Virtual reality (VR) technology is an increasingly popular way for artists to experiment with storytelling techniques. In this long read, Nicholas Burman discusses the role of space, agency, and the haunting aspects of Daniël Ernst’s three part installation Die Fernweh Oper.
“Dis Harmony is a fictional character, the contra alter ego of Harmony, a sex doll driven by an app that allows the user to create a virtual girlfriend sold on realbotix.com. Harmony is the cruel promise of a girlfriend who will never cheat on you. Well, we found ways to hack the software. Dis Harmony fucks Harmony but…
In this addition to the “Practices of Musicking” series, author Edda Starck explores the creation and acquisition of aural knowledge through listening-oriented practices. How do we come to both hear and think of the passing of time, and how can listening situate us to the rhythms that punctuate and proliferate our daily lives in a way in which we can hear how we and the objects that comprise our aural soundscapes pass through time?

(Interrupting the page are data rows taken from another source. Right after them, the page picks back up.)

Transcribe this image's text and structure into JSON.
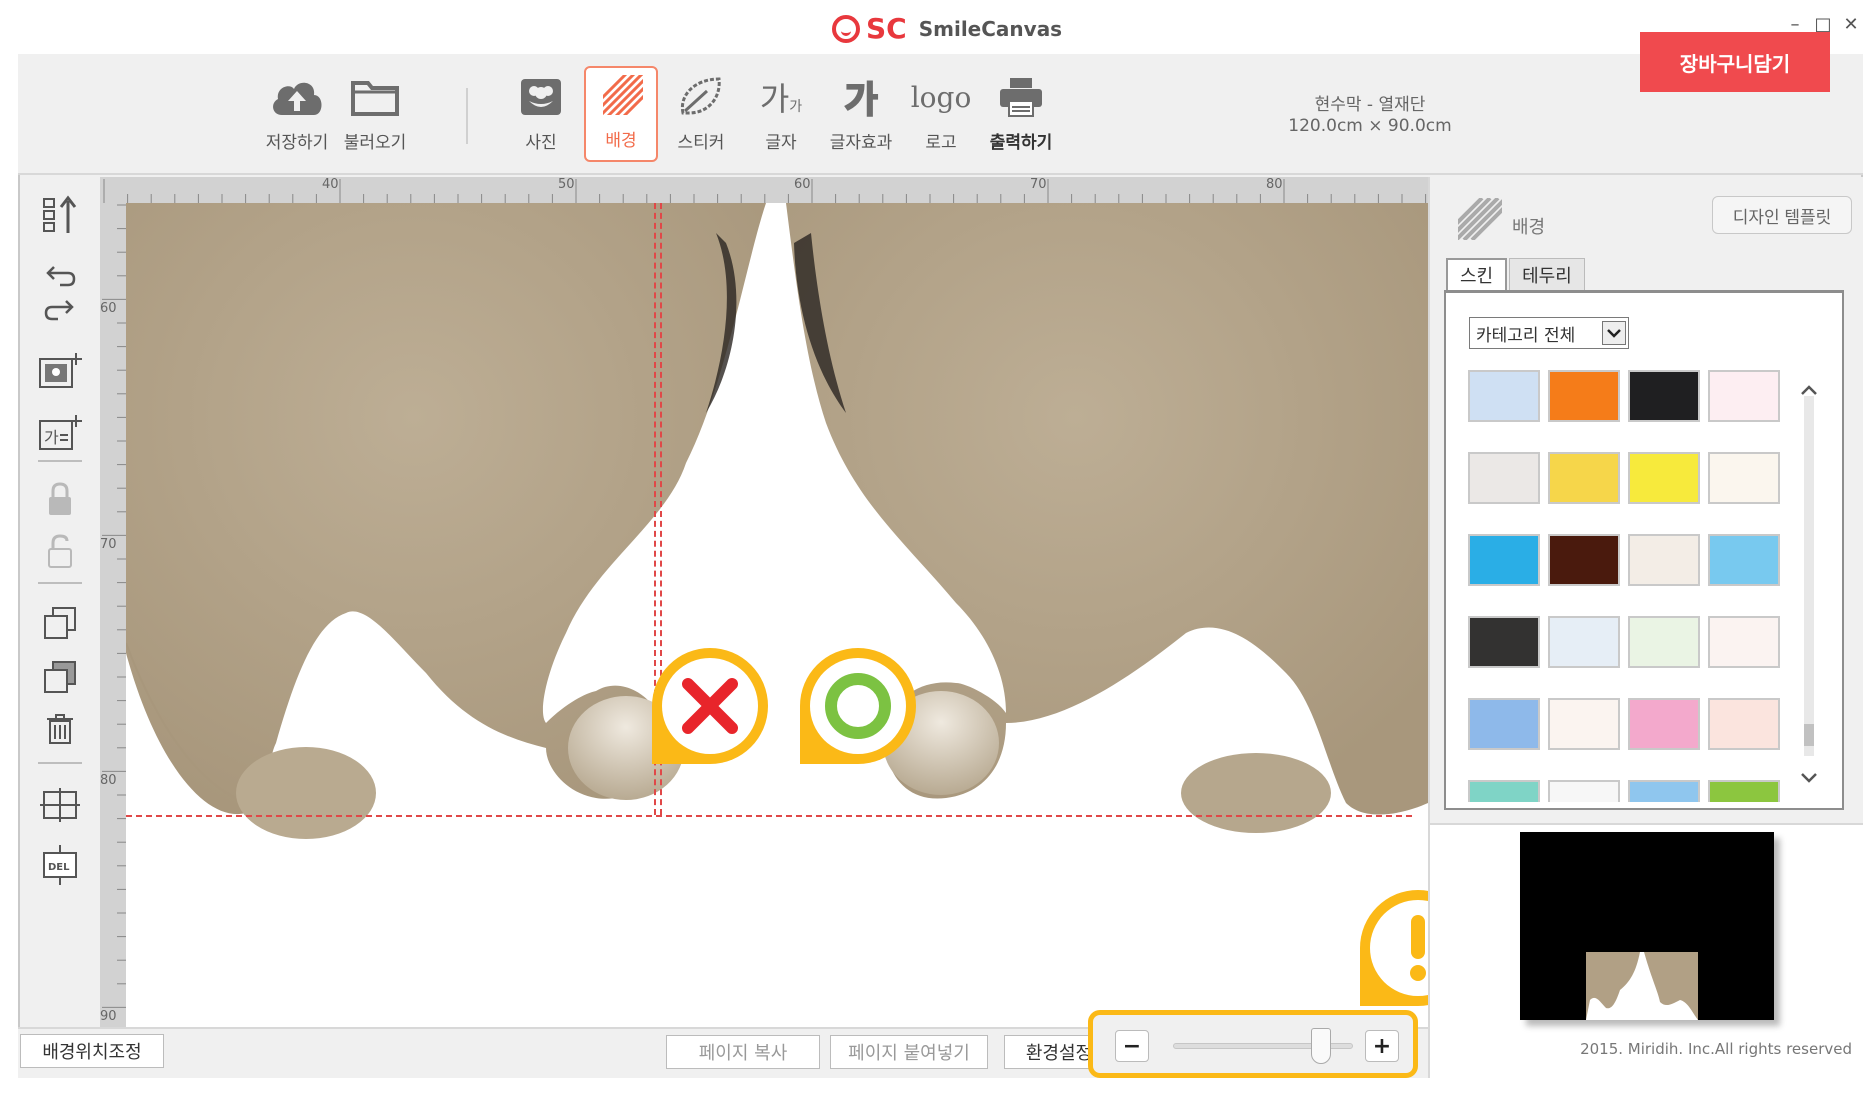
{
  "app": {
    "brand_short": "SC",
    "brand_name": "SmileCanvas",
    "window_controls": {
      "minimize": "–",
      "maximize": "□",
      "close": "✕"
    }
  },
  "toolbar": {
    "save_label": "저장하기",
    "load_label": "불러오기",
    "photo_label": "사진",
    "background_label": "배경",
    "sticker_label": "스티커",
    "text_label": "글자",
    "text_effect_label": "글자효과",
    "logo_label": "로고",
    "print_label": "출력하기",
    "text_icon_glyph": "가",
    "text_icon_sub": "가",
    "effect_icon_glyph": "가",
    "logo_icon_text": "logo"
  },
  "product": {
    "name": "현수막 - 열재단",
    "size": "120.0cm × 90.0cm"
  },
  "cart_button": "장바구니담기",
  "ruler": {
    "h_labels": [
      "40",
      "50",
      "60",
      "70",
      "80"
    ],
    "v_labels": [
      "60",
      "70",
      "80",
      "90"
    ]
  },
  "right_panel": {
    "title": "배경",
    "design_template_button": "디자인 템플릿",
    "tabs": [
      "스킨",
      "테두리"
    ],
    "active_tab": "스킨",
    "category_select": "카테고리 전체",
    "swatch_colors": [
      [
        "#cfe0f3",
        "#f57c19",
        "#1f1f21",
        "#fdeef2"
      ],
      [
        "#ebe8e6",
        "#f6d64a",
        "#f7ea3c",
        "#fbf6ee"
      ],
      [
        "#2aaee6",
        "#4a1a0d",
        "#f3ede6",
        "#78c9ef"
      ],
      [
        "#333231",
        "#e6eef6",
        "#eaf4e4",
        "#fbf3f1"
      ],
      [
        "#8eb9ea",
        "#fbf4f0",
        "#f3a9cc",
        "#fbe4de"
      ],
      [
        "#7fd4c6",
        "#f7f7f7",
        "#8fc6ee",
        "#8cc63f"
      ]
    ]
  },
  "bottom_bar": {
    "bg_position_button": "배경위치조정",
    "page_copy_button": "페이지 복사",
    "page_paste_button": "페이지 붙여넣기",
    "settings_button": "환경설정",
    "zoom_minus": "−",
    "zoom_plus": "+",
    "zoom_level": 0.82
  },
  "footer": {
    "copyright": "2015. Miridih. Inc.All rights reserved"
  },
  "colors": {
    "brand_red": "#e8383d",
    "cart_red": "#f04a4e",
    "active_tool": "#f26b4a",
    "marker_yellow": "#fbb917",
    "cut_line": "#e04848",
    "cat_fur": "#b8a78d"
  },
  "icons": {
    "save": "cloud-upload-icon",
    "load": "folder-icon",
    "photo": "flower-photo-icon",
    "background": "striped-pattern-icon",
    "sticker": "sticker-leaf-icon",
    "text": "text-ga-icon",
    "text_effect": "text-effect-icon",
    "logo": "logo-text-icon",
    "print": "printer-icon",
    "markers": [
      "x-mark-icon",
      "circle-ok-icon",
      "exclamation-icon"
    ]
  }
}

As part of our series ‘Practices of Musicking’, Zeno Siemens attunes to the non-sonic forms of ‘singing’ exhibited by deaf performers in Christine Sun Kim’s ‘Face Opera II’. These embodied, visual and spatial acts of signing and facial expressions offer a musical experience accessible only through a non-aural, embodied practice of listening.
Cultural Analysis pioneer Mieke Bal reconsiders critical practices of listening through an analysis of her video installation ‘Nothing is Missing’, demonstrating the importance of attuning to the unique pains of separation brought about by immigration policies.
As part of the course ‘Musicology of the Everyday’, MA students were encouraged to dwell on the hidden, potentially radical significance of seemingly mundane experiences listening to music, by writing brief and informal accounts of their day-to-day musical encounters.
For the first piece in series ‘Practices of Musicking’, Suzi Asa attempts to understand her musical experience in Turkish taverns (‘meyhanes’) through illustrations that she terms ‘meyhanescapes’. Exploring the extra-sonic, embodied aspects of this ‘musicking’ experience, her visualisations allow us to rethink the nature of music and musical perception as based in practice – and not merely as aural ‘practices of listening’.
What is affect? In this epistolary exchange, which originated as an exploratory and collaborative research project for a tutorial, a group of students share thoughts organised in part by this question, by thinking through and with different approaches to the concept of affect.
How does making video differ from writing about it? What power do images and video-making tools have to change thoughts, or to think themselves? These questions motivated this virtual roundtable discussion between individuals with differing intellectual and professional relationships to video practice – a video artist, essayist, and documentarist.